Still the fourth quarter revenue numbers mark the first increase for AOL in four consecutive quarters.
“AOL took a large step forward in Q4 and I am very pleased with the way we ended the year,” said AOL Chief Executive Tim Armstrong in the release. “Our Q4 results highlight AOL’s ability to methodically improve our consumer offering and financial performance”
Over the past few years, AOL has attempted to shift away from its roots as a dial-up Internet service provider in favor of growing its media and advertising business. However, some of the company’s biggest investors have previously expressed concern over AOL’s media business, due in part to poor profit returns on acquisitions, like the $25 million purchase of TechCrunch and the $315 million purchase of The Huffington Post. The company has also suffered from a number of top-level talent losses this year.
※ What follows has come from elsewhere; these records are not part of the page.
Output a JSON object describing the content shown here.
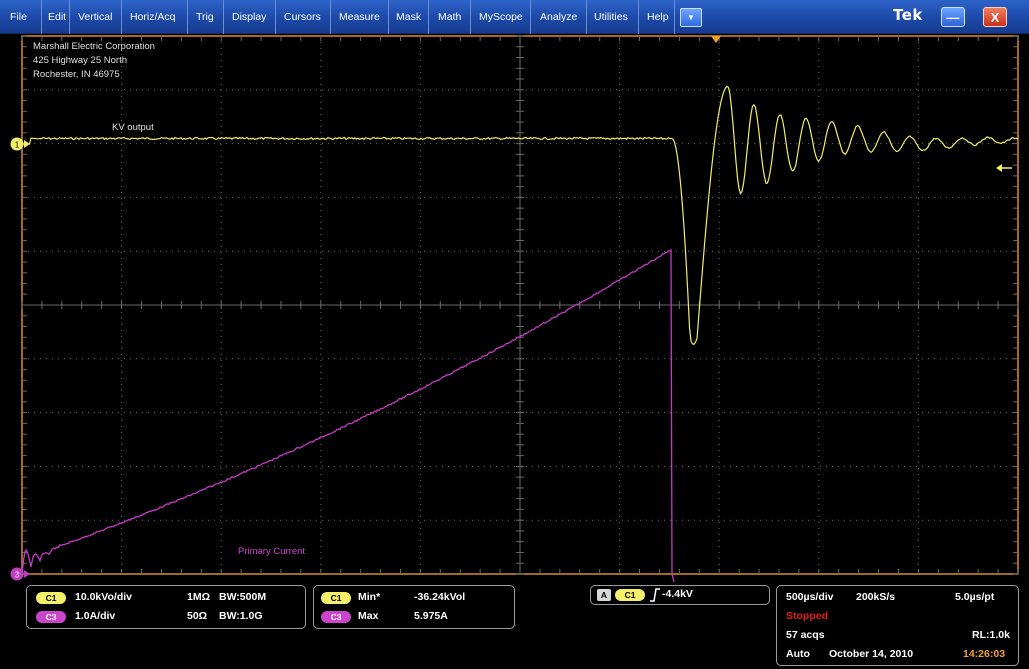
{
  "menu": {
    "items": [
      "File",
      "Edit",
      "Vertical",
      "Horiz/Acq",
      "Trig",
      "Display",
      "Cursors",
      "Measure",
      "Mask",
      "Math",
      "MyScope",
      "Analyze",
      "Utilities",
      "Help"
    ],
    "dropdown_glyph": "▼",
    "brand": "Tek",
    "minimize_glyph": "—",
    "close_glyph": "X"
  },
  "plot": {
    "company_line1": "Marshall Electric Corporation",
    "company_line2": "425 Highway 25 North",
    "company_line3": "Rochester, IN 46975",
    "ch1_label": "KV output",
    "ch3_label": "Primary Current",
    "ch1_marker": "1",
    "ch3_marker": "3",
    "ch1_color": "#f2ee6a",
    "ch3_color": "#c23cc2",
    "grid_color": "#6a6a6a",
    "trigger_marker_color": "#f0a030"
  },
  "readouts": {
    "ch1_badge": "C1",
    "ch3_badge": "C3",
    "ch1_scale": "10.0kVo/div",
    "ch3_scale": "1.0A/div",
    "ch1_impedance": "1MΩ",
    "ch3_impedance": "50Ω",
    "ch1_bw": "BW:500M",
    "ch3_bw": "BW:1.0G",
    "meas1_badge": "C1",
    "meas2_badge": "C3",
    "meas1_label": "Min*",
    "meas2_label": "Max",
    "meas1_value": "-36.24kVol",
    "meas2_value": "5.975A",
    "trig_mode_badge": "A",
    "trig_source_badge": "C1",
    "trig_level": "-4.4kV",
    "timebase": "500µs/div",
    "sample_rate": "200kS/s",
    "resolution": "5.0µs/pt",
    "run_state": "Stopped",
    "run_state_color": "#e02020",
    "acqs": "57 acqs",
    "record_length": "RL:1.0k",
    "trigger_mode": "Auto",
    "date": "October 14, 2010",
    "time": "14:26:03",
    "time_color": "#f0a030"
  }
}
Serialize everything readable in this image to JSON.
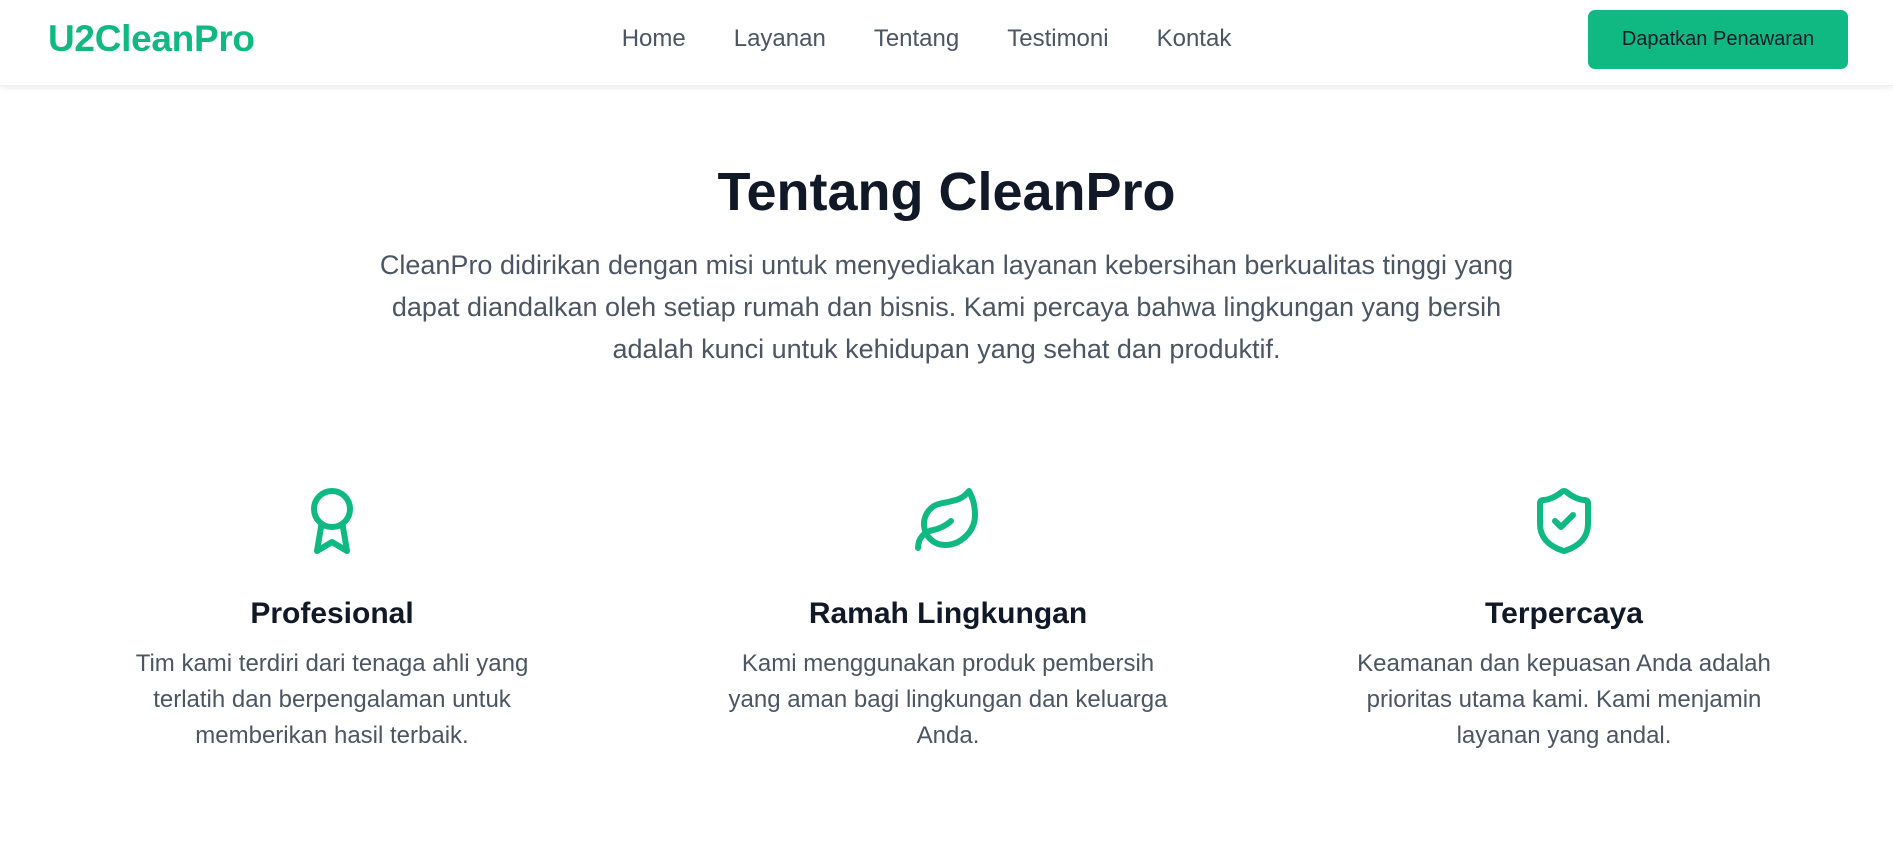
{
  "brand": {
    "name": "U2CleanPro",
    "accent_color": "#10b981"
  },
  "nav": {
    "links": [
      "Home",
      "Layanan",
      "Tentang",
      "Testimoni",
      "Kontak"
    ],
    "cta_label": "Dapatkan Penawaran"
  },
  "about": {
    "title": "Tentang CleanPro",
    "description": "CleanPro didirikan dengan misi untuk menyediakan layanan kebersihan berkualitas tinggi yang dapat diandalkan oleh setiap rumah dan bisnis. Kami percaya bahwa lingkungan yang bersih adalah kunci untuk kehidupan yang sehat dan produktif."
  },
  "features": [
    {
      "icon": "award-icon",
      "title": "Profesional",
      "description": "Tim kami terdiri dari tenaga ahli yang terlatih dan berpengalaman untuk memberikan hasil terbaik."
    },
    {
      "icon": "leaf-icon",
      "title": "Ramah Lingkungan",
      "description": "Kami menggunakan produk pembersih yang aman bagi lingkungan dan keluarga Anda."
    },
    {
      "icon": "shield-check-icon",
      "title": "Terpercaya",
      "description": "Keamanan dan kepuasan Anda adalah prioritas utama kami. Kami menjamin layanan yang andal."
    }
  ]
}
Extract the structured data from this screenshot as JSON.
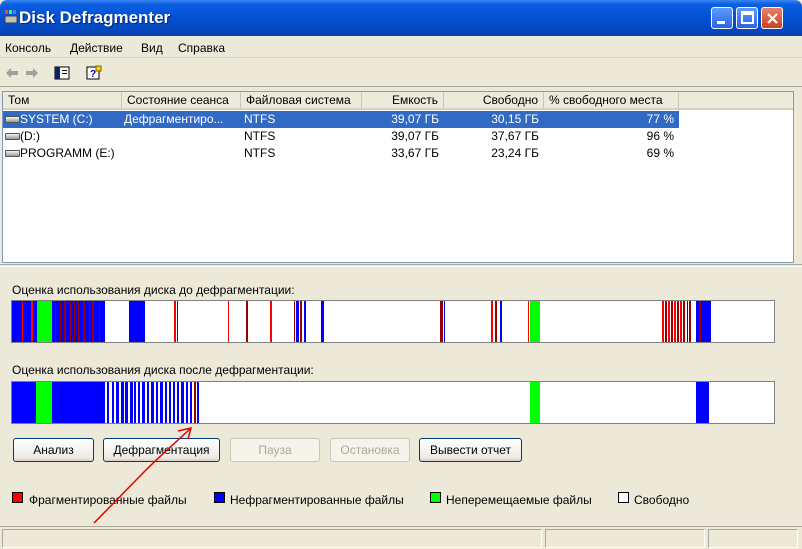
{
  "window": {
    "title": "Disk Defragmenter",
    "title_bar_color": "#0553d6"
  },
  "menu": [
    "Консоль",
    "Действие",
    "Вид",
    "Справка"
  ],
  "toolbar_icons": [
    "back-arrow-icon",
    "forward-arrow-icon",
    "show-hide-console-tree-icon",
    "help-icon"
  ],
  "volumes": {
    "columns": [
      "Том",
      "Состояние сеанса",
      "Файловая система",
      "Емкость",
      "Свободно",
      "% свободного места"
    ],
    "rows": [
      {
        "volume": "SYSTEM (C:)",
        "status": "Дефрагментиро...",
        "fs": "NTFS",
        "capacity": "39,07 ГБ",
        "free": "30,15 ГБ",
        "percent": "77 %",
        "selected": true
      },
      {
        "volume": "(D:)",
        "status": "",
        "fs": "NTFS",
        "capacity": "39,07 ГБ",
        "free": "37,67 ГБ",
        "percent": "96 %",
        "selected": false
      },
      {
        "volume": "PROGRAMM (E:)",
        "status": "",
        "fs": "NTFS",
        "capacity": "33,67 ГБ",
        "free": "23,24 ГБ",
        "percent": "69 %",
        "selected": false
      }
    ]
  },
  "before_label": "Оценка использования диска до дефрагментации:",
  "after_label": "Оценка использования диска после дефрагментации:",
  "buttons": {
    "analyze": "Анализ",
    "defragment": "Дефрагментация",
    "pause": "Пауза",
    "stop": "Остановка",
    "report": "Вывести отчет"
  },
  "legend": [
    {
      "label": "Фрагментированные файлы",
      "color": "#ff0000"
    },
    {
      "label": "Нефрагментированные файлы",
      "color": "#0000ff"
    },
    {
      "label": "Неперемещаемые файлы",
      "color": "#00ff00"
    },
    {
      "label": "Свободно",
      "color": "#ffffff"
    }
  ],
  "colors": {
    "fragmented": "#ff0000",
    "contiguous": "#0000ff",
    "unmovable": "#00ff00",
    "free": "#ffffff",
    "dark_red": "#990000",
    "selection": "#316ac5",
    "annotation": "#e00000"
  }
}
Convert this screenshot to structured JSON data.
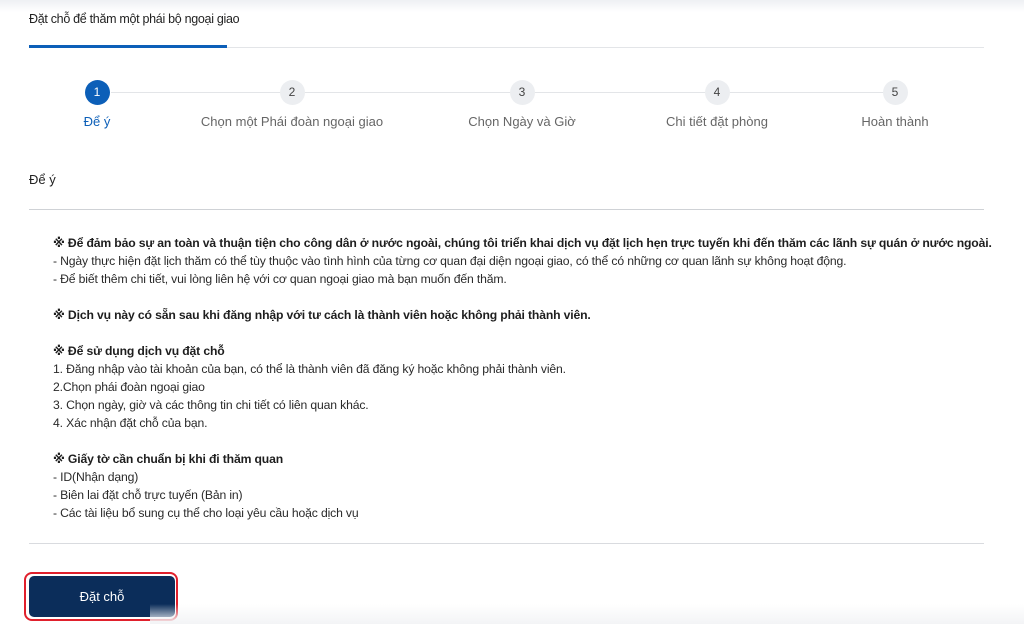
{
  "tabs": [
    {
      "label": "Đặt chỗ để thăm một phái bộ ngoại giao",
      "active": true
    }
  ],
  "steps": [
    {
      "number": "1",
      "label": "Để ý",
      "active": true
    },
    {
      "number": "2",
      "label": "Chọn một Phái đoàn ngoại giao",
      "active": false
    },
    {
      "number": "3",
      "label": "Chọn Ngày và Giờ",
      "active": false
    },
    {
      "number": "4",
      "label": "Chi tiết đặt phòng",
      "active": false
    },
    {
      "number": "5",
      "label": "Hoàn thành",
      "active": false
    }
  ],
  "section_title": "Để ý",
  "notice": {
    "p1": {
      "heading": "※ Để đảm bảo sự an toàn và thuận tiện cho công dân ở nước ngoài, chúng tôi triển khai dịch vụ đặt lịch hẹn trực tuyến khi đến thăm các lãnh sự quán ở nước ngoài.",
      "lines": [
        "- Ngày thực hiện đặt lịch thăm có thể tùy thuộc vào tình hình của từng cơ quan đại diện ngoại giao, có thể có những cơ quan lãnh sự không hoạt động.",
        "- Để biết thêm chi tiết, vui lòng liên hệ với cơ quan ngoại giao mà bạn muốn đến thăm."
      ]
    },
    "p2": {
      "heading": "※ Dịch vụ này có sẵn sau khi đăng nhập với tư cách là thành viên hoặc không phải thành viên."
    },
    "p3": {
      "heading": "※ Để sử dụng dịch vụ đặt chỗ",
      "lines": [
        "1. Đăng nhập vào tài khoản của bạn, có thể là thành viên đã đăng ký hoặc không phải thành viên.",
        "2.Chọn phái đoàn ngoại giao",
        "3. Chọn ngày, giờ và các thông tin chi tiết có liên quan khác.",
        "4. Xác nhận đặt chỗ của bạn."
      ]
    },
    "p4": {
      "heading": "※ Giấy tờ cần chuẩn bị khi đi thăm quan",
      "lines": [
        "- ID(Nhận dạng)",
        "- Biên lai đặt chỗ trực tuyến (Bản in)",
        "- Các tài liệu bổ sung cụ thể cho loại yêu cầu hoặc dịch vụ"
      ]
    }
  },
  "book_button_label": "Đặt chỗ",
  "colors": {
    "accent": "#0c5fb8",
    "button_bg": "#0b2d5a",
    "highlight": "#e0202c"
  }
}
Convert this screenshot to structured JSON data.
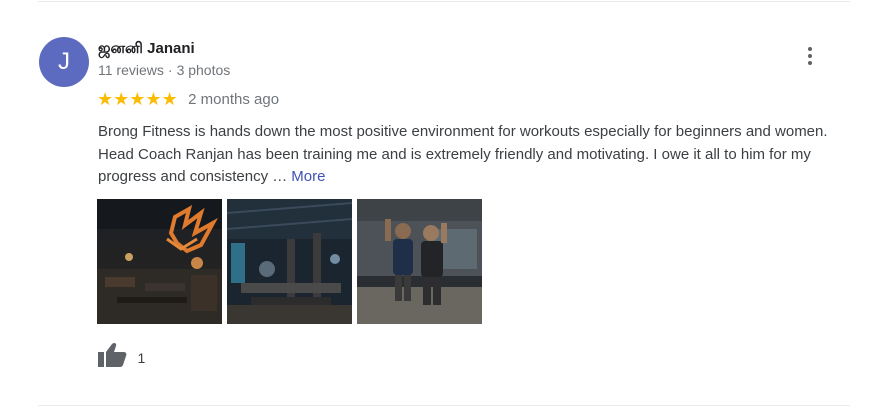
{
  "review": {
    "avatar_initial": "J",
    "avatar_color": "#5c6bc0",
    "reviewer_name": "ஜனனி Janani",
    "review_count": "11 reviews",
    "separator": "·",
    "photo_count": "3 photos",
    "rating": 5,
    "stars": "★★★★★",
    "star_color": "#fbbc04",
    "time": "2 months ago",
    "text": "Brong Fitness is hands down the most positive environment for workouts especially for beginners and women. Head Coach Ranjan has been training me and is extremely friendly and motivating. I owe it all to him for my progress and consistency …",
    "more_label": "More",
    "more_color": "#3f51b5",
    "photos": [
      {
        "icon": "gym-interior-orange-ceiling"
      },
      {
        "icon": "gym-equipment-area"
      },
      {
        "icon": "two-people-posing"
      }
    ],
    "likes": "1",
    "like_icon": "thumbs-up-icon",
    "menu_icon": "more-vert-icon"
  }
}
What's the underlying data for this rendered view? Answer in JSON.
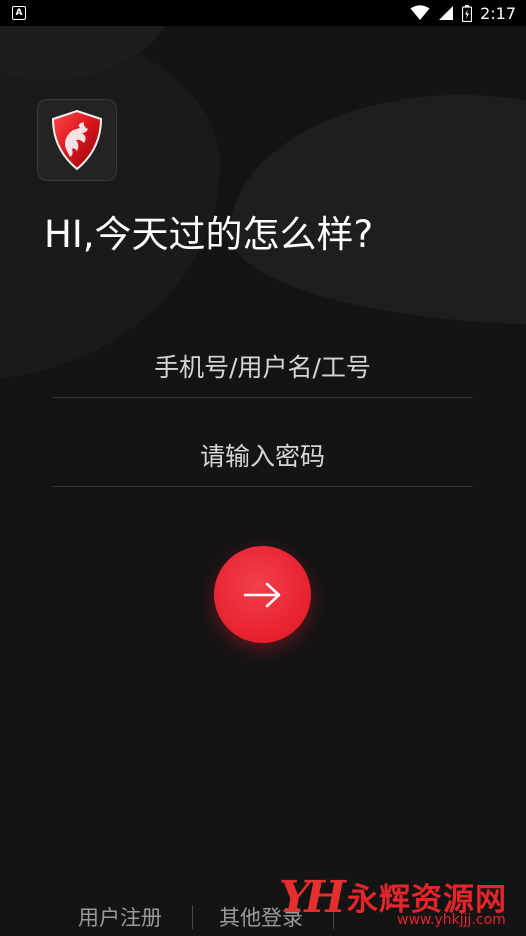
{
  "status_bar": {
    "time": "2:17",
    "left_icon": "a-notification-icon",
    "icons": [
      "wifi-icon",
      "signal-icon",
      "battery-icon"
    ]
  },
  "app": {
    "logo_icon": "dragon-shield-logo-icon",
    "greeting": "HI,今天过的怎么样?"
  },
  "form": {
    "username_placeholder": "手机号/用户名/工号",
    "password_placeholder": "请输入密码",
    "submit_icon": "arrow-right-icon"
  },
  "footer": {
    "register_label": "用户注册",
    "other_login_label": "其他登录"
  },
  "watermark": {
    "logo_text": "YH",
    "name": "永辉资源网",
    "url": "www.yhkjjj.com"
  },
  "colors": {
    "background": "#141414",
    "accent": "#e7202d",
    "text": "#ffffff"
  }
}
AOL attributes its ad revenue gains to increased display revenue from Patch, the company’s local news blog initiative, which investors accused of being a waste of time and money. On the call, Armstrong stated that the number of local “patches” that earned over $2,000 in monthly revenue went from 33 in Q1 to 401 in Q4. That’s still not a huge percentage of overall revenue, but at the very least the company is reporting growth.
“Patch is a highly scrutinized investment by our management team and our board, but Patch is not a pet project,” Armstrong said. “Patch is a business that meets deep consumer and advertiser needs.”
Fourth quarter 2011 highlights:
- AOL grew global advertising revenue by 10 percent — its third consecutive quarter of year-over-year growth.
- Total revenue decline was its lowest rate of revenue decline in 5 years.
- 15 percent growth in global display revenue — AOL’s fourth consecutive quarter of year-over-year growth.
- AOL reported the lowest rate of search and contextual revenue decline in approximately 3 years, due in large part to growth in search revenue on AOL.com.
- Dial up subscription revenue declined 18 percent (lowest rate of decline in five years), with a monthly average churn of 2.2 percent year-over-year.
- AOL’s Adjusted OIBDA expensess, excluding Traffic Acquisition Costs (TAC) and an $8.5 million legal settlement were $360.4 million, down from $391.3 million and $368.0 million in Q2 and Q3 2011, respectively.
- AOL’s operating income and Adjusted OIBDA grew $46.2 million and $37.4 million sequentially. Both declined year-over-year due to lower total revenue, strategic investments and an $8.5 million legal settlement. Net income declines year-over-year also reflect the gain on sale of AOL’s investment in Brightcove in Q4 2010.